**What you need to do**
All records shown below should be given again, character for character.

**Source material**
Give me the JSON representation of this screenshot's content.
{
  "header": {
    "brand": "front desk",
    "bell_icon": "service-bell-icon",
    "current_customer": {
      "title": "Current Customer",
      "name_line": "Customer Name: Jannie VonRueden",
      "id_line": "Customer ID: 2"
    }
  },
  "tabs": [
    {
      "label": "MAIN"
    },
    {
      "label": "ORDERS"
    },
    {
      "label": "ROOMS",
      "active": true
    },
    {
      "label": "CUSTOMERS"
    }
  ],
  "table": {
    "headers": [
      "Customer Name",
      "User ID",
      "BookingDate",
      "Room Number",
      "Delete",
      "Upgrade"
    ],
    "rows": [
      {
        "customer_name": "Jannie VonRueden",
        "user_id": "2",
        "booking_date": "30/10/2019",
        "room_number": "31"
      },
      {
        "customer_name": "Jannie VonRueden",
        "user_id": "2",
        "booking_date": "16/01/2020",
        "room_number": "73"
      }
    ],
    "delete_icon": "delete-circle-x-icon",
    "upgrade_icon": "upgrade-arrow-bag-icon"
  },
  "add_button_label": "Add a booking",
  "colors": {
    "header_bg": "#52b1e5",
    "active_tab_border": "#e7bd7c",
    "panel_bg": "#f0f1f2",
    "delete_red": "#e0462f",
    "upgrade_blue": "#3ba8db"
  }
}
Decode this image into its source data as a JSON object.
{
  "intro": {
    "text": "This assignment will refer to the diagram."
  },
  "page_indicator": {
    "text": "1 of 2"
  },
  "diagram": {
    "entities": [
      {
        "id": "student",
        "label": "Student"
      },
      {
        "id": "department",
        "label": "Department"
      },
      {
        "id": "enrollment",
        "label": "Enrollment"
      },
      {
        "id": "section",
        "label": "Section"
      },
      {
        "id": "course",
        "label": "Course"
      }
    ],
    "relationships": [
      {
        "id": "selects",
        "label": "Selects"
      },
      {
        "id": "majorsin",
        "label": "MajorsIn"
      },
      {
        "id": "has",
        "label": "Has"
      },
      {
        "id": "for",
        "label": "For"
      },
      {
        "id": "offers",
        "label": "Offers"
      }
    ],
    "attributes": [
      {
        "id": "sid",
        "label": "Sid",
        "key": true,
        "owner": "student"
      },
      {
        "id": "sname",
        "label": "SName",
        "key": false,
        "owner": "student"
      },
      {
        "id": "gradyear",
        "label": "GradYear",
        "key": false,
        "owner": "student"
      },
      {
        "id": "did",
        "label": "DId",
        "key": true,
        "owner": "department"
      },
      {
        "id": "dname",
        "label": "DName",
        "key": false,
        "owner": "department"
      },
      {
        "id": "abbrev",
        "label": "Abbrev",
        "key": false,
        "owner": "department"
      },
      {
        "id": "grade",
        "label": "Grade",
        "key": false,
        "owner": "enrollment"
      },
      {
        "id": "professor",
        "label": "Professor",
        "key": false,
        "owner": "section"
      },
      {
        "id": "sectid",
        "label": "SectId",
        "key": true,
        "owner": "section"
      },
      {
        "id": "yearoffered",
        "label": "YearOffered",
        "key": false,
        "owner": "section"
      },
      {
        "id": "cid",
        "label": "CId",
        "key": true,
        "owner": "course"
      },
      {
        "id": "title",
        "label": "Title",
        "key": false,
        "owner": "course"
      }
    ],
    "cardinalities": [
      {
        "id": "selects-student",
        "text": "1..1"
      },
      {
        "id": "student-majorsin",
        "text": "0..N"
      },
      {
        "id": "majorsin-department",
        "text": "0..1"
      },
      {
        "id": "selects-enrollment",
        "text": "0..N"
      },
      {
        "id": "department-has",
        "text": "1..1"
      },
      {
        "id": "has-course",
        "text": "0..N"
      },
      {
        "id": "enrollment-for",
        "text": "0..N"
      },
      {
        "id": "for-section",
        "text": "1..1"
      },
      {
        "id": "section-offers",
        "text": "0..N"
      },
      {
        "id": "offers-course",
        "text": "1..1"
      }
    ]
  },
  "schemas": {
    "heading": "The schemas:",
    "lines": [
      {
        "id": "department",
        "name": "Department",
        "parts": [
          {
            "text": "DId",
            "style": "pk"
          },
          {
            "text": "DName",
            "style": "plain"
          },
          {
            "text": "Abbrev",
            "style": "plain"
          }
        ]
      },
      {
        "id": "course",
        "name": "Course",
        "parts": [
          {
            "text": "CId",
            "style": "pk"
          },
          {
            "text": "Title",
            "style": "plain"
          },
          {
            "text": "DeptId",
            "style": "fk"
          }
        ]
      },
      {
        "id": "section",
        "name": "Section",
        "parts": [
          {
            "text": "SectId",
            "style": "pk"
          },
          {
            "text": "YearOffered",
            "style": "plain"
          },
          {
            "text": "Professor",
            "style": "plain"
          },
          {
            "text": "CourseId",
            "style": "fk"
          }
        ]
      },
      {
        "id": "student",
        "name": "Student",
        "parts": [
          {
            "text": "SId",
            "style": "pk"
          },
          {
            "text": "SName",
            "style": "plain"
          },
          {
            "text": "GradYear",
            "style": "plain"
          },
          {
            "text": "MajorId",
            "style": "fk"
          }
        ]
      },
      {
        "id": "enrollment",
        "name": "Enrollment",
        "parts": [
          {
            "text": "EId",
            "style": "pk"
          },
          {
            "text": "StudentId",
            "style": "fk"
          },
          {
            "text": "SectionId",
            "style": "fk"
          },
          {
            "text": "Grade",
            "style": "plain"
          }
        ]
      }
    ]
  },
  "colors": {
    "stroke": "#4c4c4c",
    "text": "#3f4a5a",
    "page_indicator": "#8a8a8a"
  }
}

**Your response**
Give me the JSON representation of this screenshot's content.
{
  "header": {
    "brand": "front desk",
    "bell_icon": "service-bell-icon",
    "current_customer": {
      "title": "Current Customer",
      "name_line": "Customer Name: Jannie VonRueden",
      "id_line": "Customer ID: 2"
    }
  },
  "tabs": [
    {
      "label": "MAIN"
    },
    {
      "label": "ORDERS"
    },
    {
      "label": "ROOMS",
      "active": true
    },
    {
      "label": "CUSTOMERS"
    }
  ],
  "table": {
    "headers": [
      "Customer Name",
      "User ID",
      "BookingDate",
      "Room Number",
      "Delete",
      "Upgrade"
    ],
    "rows": [
      {
        "customer_name": "Jannie VonRueden",
        "user_id": "2",
        "booking_date": "30/10/2019",
        "room_number": "31"
      },
      {
        "customer_name": "Jannie VonRueden",
        "user_id": "2",
        "booking_date": "16/01/2020",
        "room_number": "73"
      }
    ],
    "delete_icon": "delete-circle-x-icon",
    "upgrade_icon": "upgrade-arrow-bag-icon"
  },
  "add_button_label": "Add a booking",
  "colors": {
    "header_bg": "#52b1e5",
    "active_tab_border": "#e7bd7c",
    "panel_bg": "#f0f1f2",
    "delete_red": "#e0462f",
    "upgrade_blue": "#3ba8db"
  }
}
Decode this image into its source data as a JSON object.
{
  "intro": {
    "text": "This assignment will refer to the diagram."
  },
  "page_indicator": {
    "text": "1 of 2"
  },
  "diagram": {
    "entities": [
      {
        "id": "student",
        "label": "Student"
      },
      {
        "id": "department",
        "label": "Department"
      },
      {
        "id": "enrollment",
        "label": "Enrollment"
      },
      {
        "id": "section",
        "label": "Section"
      },
      {
        "id": "course",
        "label": "Course"
      }
    ],
    "relationships": [
      {
        "id": "selects",
        "label": "Selects"
      },
      {
        "id": "majorsin",
        "label": "MajorsIn"
      },
      {
        "id": "has",
        "label": "Has"
      },
      {
        "id": "for",
        "label": "For"
      },
      {
        "id": "offers",
        "label": "Offers"
      }
    ],
    "attributes": [
      {
        "id": "sid",
        "label": "Sid",
        "key": true,
        "owner": "student"
      },
      {
        "id": "sname",
        "label": "SName",
        "key": false,
        "owner": "student"
      },
      {
        "id": "gradyear",
        "label": "GradYear",
        "key": false,
        "owner": "student"
      },
      {
        "id": "did",
        "label": "DId",
        "key": true,
        "owner": "department"
      },
      {
        "id": "dname",
        "label": "DName",
        "key": false,
        "owner": "department"
      },
      {
        "id": "abbrev",
        "label": "Abbrev",
        "key": false,
        "owner": "department"
      },
      {
        "id": "grade",
        "label": "Grade",
        "key": false,
        "owner": "enrollment"
      },
      {
        "id": "professor",
        "label": "Professor",
        "key": false,
        "owner": "section"
      },
      {
        "id": "sectid",
        "label": "SectId",
        "key": true,
        "owner": "section"
      },
      {
        "id": "yearoffered",
        "label": "YearOffered",
        "key": false,
        "owner": "section"
      },
      {
        "id": "cid",
        "label": "CId",
        "key": true,
        "owner": "course"
      },
      {
        "id": "title",
        "label": "Title",
        "key": false,
        "owner": "course"
      }
    ],
    "cardinalities": [
      {
        "id": "selects-student",
        "text": "1..1"
      },
      {
        "id": "student-majorsin",
        "text": "0..N"
      },
      {
        "id": "majorsin-department",
        "text": "0..1"
      },
      {
        "id": "selects-enrollment",
        "text": "0..N"
      },
      {
        "id": "department-has",
        "text": "1..1"
      },
      {
        "id": "has-course",
        "text": "0..N"
      },
      {
        "id": "enrollment-for",
        "text": "0..N"
      },
      {
        "id": "for-section",
        "text": "1..1"
      },
      {
        "id": "section-offers",
        "text": "0..N"
      },
      {
        "id": "offers-course",
        "text": "1..1"
      }
    ]
  },
  "schemas": {
    "heading": "The schemas:",
    "lines": [
      {
        "id": "department",
        "name": "Department",
        "parts": [
          {
            "text": "DId",
            "style": "pk"
          },
          {
            "text": "DName",
            "style": "plain"
          },
          {
            "text": "Abbrev",
            "style": "plain"
          }
        ]
      },
      {
        "id": "course",
        "name": "Course",
        "parts": [
          {
            "text": "CId",
            "style": "pk"
          },
          {
            "text": "Title",
            "style": "plain"
          },
          {
            "text": "DeptId",
            "style": "fk"
          }
        ]
      },
      {
        "id": "section",
        "name": "Section",
        "parts": [
          {
            "text": "SectId",
            "style": "pk"
          },
          {
            "text": "YearOffered",
            "style": "plain"
          },
          {
            "text": "Professor",
            "style": "plain"
          },
          {
            "text": "CourseId",
            "style": "fk"
          }
        ]
      },
      {
        "id": "student",
        "name": "Student",
        "parts": [
          {
            "text": "SId",
            "style": "pk"
          },
          {
            "text": "SName",
            "style": "plain"
          },
          {
            "text": "GradYear",
            "style": "plain"
          },
          {
            "text": "MajorId",
            "style": "fk"
          }
        ]
      },
      {
        "id": "enrollment",
        "name": "Enrollment",
        "parts": [
          {
            "text": "EId",
            "style": "pk"
          },
          {
            "text": "StudentId",
            "style": "fk"
          },
          {
            "text": "SectionId",
            "style": "fk"
          },
          {
            "text": "Grade",
            "style": "plain"
          }
        ]
      }
    ]
  },
  "colors": {
    "stroke": "#4c4c4c",
    "text": "#3f4a5a",
    "page_indicator": "#8a8a8a"
  }
}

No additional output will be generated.